All this serene nature has made a welcome contrast with the vast morass that is Mexico City, a place that in my mind was to feature endless one-storey slums and open sewers. Once again, Mexico confounded expectations and we were in a Latin American Shanghai. Modern, bustling and packed with atmosphere and music, it’s actually an incredible place. Driving there was a proper nightmare though. First up, we couldn’t enter the city on a Friday as our number plate ended with a ‘9.’ The government has brought in a bunch of measures to ease congestion, the “number plate lottery” being one of them. As we entered the city boundaries, people were honking and waving at us to turn around. Upon realising our blunder we U-turned and slept in a nearby village instead. The next day we got in successfully, only for a delivery cyclist to undertake us when we were pulling in for directions. Cue cyclist falling into a nearby car and some grumpy locals demand we pay for the damage. Cyclist being ok, haggling over damage costs completed, we got out of there £50 down. Thankfully we found free parking for Gina for our brief stay in the capital, which allowed us to enjoy Frida Kahlo’s house, Leon Trotsky’s house (where he was killed by a Stalinist and ALSO where he and Frida conducted a brief affair) some incredible Mexican wrestling (featuring dwarves and one guy performing suplexes whilst dressed as The Grinch) and the anthropology museum, hassle free.

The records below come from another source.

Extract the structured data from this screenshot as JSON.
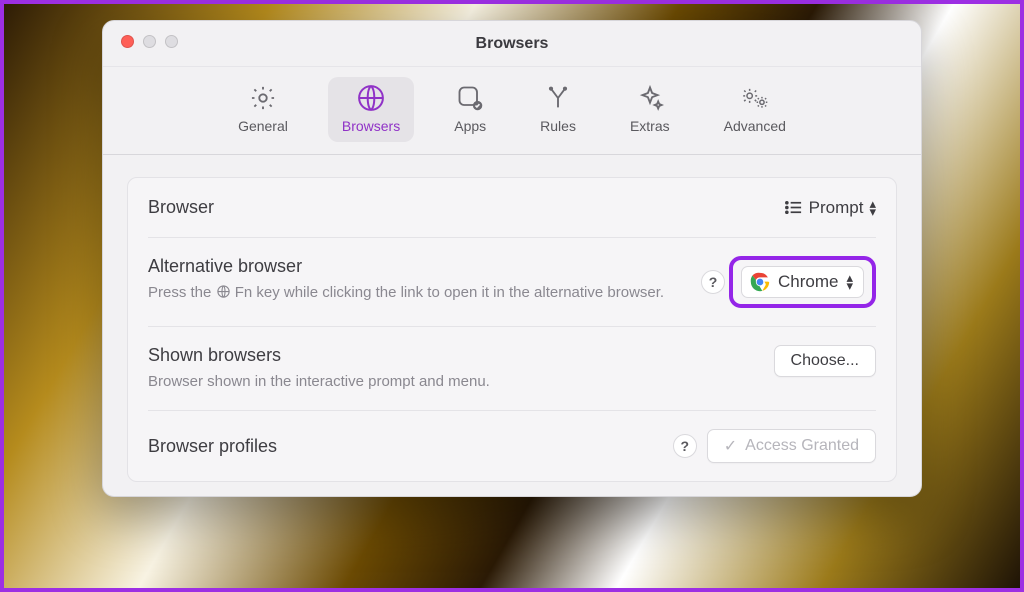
{
  "window": {
    "title": "Browsers"
  },
  "tabs": {
    "general": {
      "label": "General"
    },
    "browsers": {
      "label": "Browsers"
    },
    "apps": {
      "label": "Apps"
    },
    "rules": {
      "label": "Rules"
    },
    "extras": {
      "label": "Extras"
    },
    "advanced": {
      "label": "Advanced"
    }
  },
  "sections": {
    "browser": {
      "title": "Browser",
      "selector_label": "Prompt"
    },
    "alt_browser": {
      "title": "Alternative browser",
      "desc_pre": "Press the ",
      "desc_post": " Fn key while clicking the link to open it in the alternative browser.",
      "selected": "Chrome"
    },
    "shown": {
      "title": "Shown browsers",
      "desc": "Browser shown in the interactive prompt and menu.",
      "button": "Choose..."
    },
    "profiles": {
      "title": "Browser profiles",
      "status": "Access Granted",
      "help": "?"
    }
  }
}
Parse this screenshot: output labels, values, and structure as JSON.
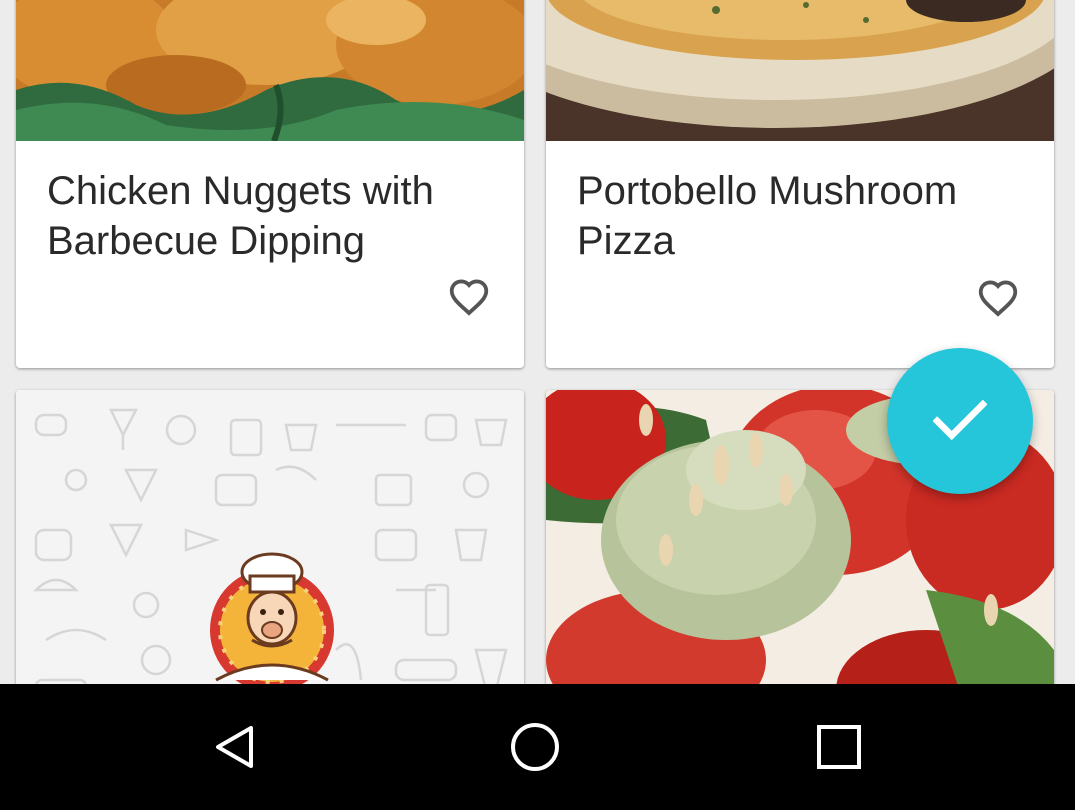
{
  "recipes": [
    {
      "title": "Chicken Nuggets with Barbecue Dipping",
      "favorite_icon": "heart-outline-icon"
    },
    {
      "title": "Portobello Mushroom Pizza",
      "favorite_icon": "heart-outline-icon"
    },
    {
      "title": "",
      "image": "chef-placeholder"
    },
    {
      "title": "",
      "image": "stuffed-tomatoes"
    }
  ],
  "fab": {
    "icon": "check-icon",
    "color": "#26c6da"
  },
  "navbar": {
    "back_icon": "back-triangle-icon",
    "home_icon": "home-circle-icon",
    "recents_icon": "recents-square-icon"
  }
}
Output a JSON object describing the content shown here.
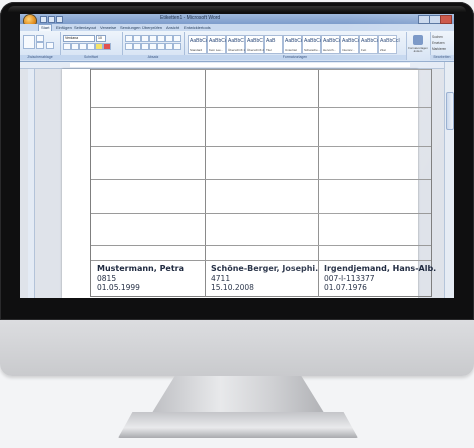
{
  "window": {
    "title": "Etiketten1 - Microsoft Word"
  },
  "ribbon": {
    "tabs": [
      "Start",
      "Einfügen",
      "Seitenlayout",
      "Verweise",
      "Sendungen",
      "Überprüfen",
      "Ansicht",
      "Entwicklertools"
    ],
    "groups": [
      "Zwischenablage",
      "Schriftart",
      "Absatz",
      "Formatvorlagen",
      "Bearbeiten"
    ],
    "font_name": "Verdana",
    "font_size": "10",
    "styles": [
      {
        "sample": "AaBbCcI",
        "name": "Standard"
      },
      {
        "sample": "AaBbCcI",
        "name": "Kein Lee..."
      },
      {
        "sample": "AaBbC",
        "name": "Überschrift 1"
      },
      {
        "sample": "AaBbC",
        "name": "Überschrift 2"
      },
      {
        "sample": "AaB",
        "name": "Titel"
      },
      {
        "sample": "AaBbCcI",
        "name": "Untertitel"
      },
      {
        "sample": "AaBbCcI",
        "name": "Schwache..."
      },
      {
        "sample": "AaBbCcI",
        "name": "Hervorh..."
      },
      {
        "sample": "AaBbCcI",
        "name": "Intensiv..."
      },
      {
        "sample": "AaBbCcI",
        "name": "Fett"
      },
      {
        "sample": "AaBbCcI",
        "name": "Zitat"
      }
    ],
    "change_styles_label": "Formatvorlagen ändern",
    "edit_items": [
      "Suchen",
      "Ersetzen",
      "Markieren"
    ]
  },
  "labels": [
    {
      "name": "Mustermann, Petra",
      "id": "0815",
      "date": "01.05.1999"
    },
    {
      "name": "Schöne-Berger, Josephi.",
      "id": "4711",
      "date": "15.10.2008"
    },
    {
      "name": "Irgendjemand, Hans-Alb.",
      "id": "007-I-113377",
      "date": "01.07.1976"
    }
  ],
  "colors": {
    "ribbon_bg": "#d3e1f3",
    "title_bar": "#7d9ccb",
    "monitor_bezel": "#0f0f10",
    "label_text": "#1f2a40"
  }
}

A special mention to the anthropology museum actually – thanks to the English speaking guide, I’d say it was one of the most fascinating museum visits of my life. Mexican history is dripping in a lot of stuff, mostly blood actually, but it is so varied and odd, and carries this crazy burden of the Spanish arrival in 1519 (or thereabouts) that I was transfixed in every detail. For instance, the Aztecs and Mayans played this ball-game that was somewhere between football and volleyball. The winning team had to sacrifice one of their players to the gods after the final whistle. Sacrifice was deemed such an honour that this was a legitimately sought after prize. I’d just stick to ping pong personally.
A final mention must also go to Ale, an old chum from Camp America who let us stay with her in the prosperous city of Queretaro. We were about 2 hours late to meet her unfortunately as I was navigating. I had her address down as Calle Santa Rosa. She lives on Avenue Santa Rosa. Calle Santa Rosa was 10 km south and in one of the city’s most dangerous slums. It was a hairy drive. Mexican slums are to be avoided. Finding our way north, we located Ale’s plush house which was a in a gated community and had it’s own security guard. Bit of a contrast there. Ale took us out to eat the local speciality of fried grasshoppers and worms (verdict was 2 “goods” from the guys and 2 “never agains” from the girls) and even woke G and me up at 4am to carry on drinking with her as she’d got back so late from a Christmas work party. It was a long day the next day. And this has been a long post. I’m off to rub moisturiser on my bright red face and body. Scot Abroad!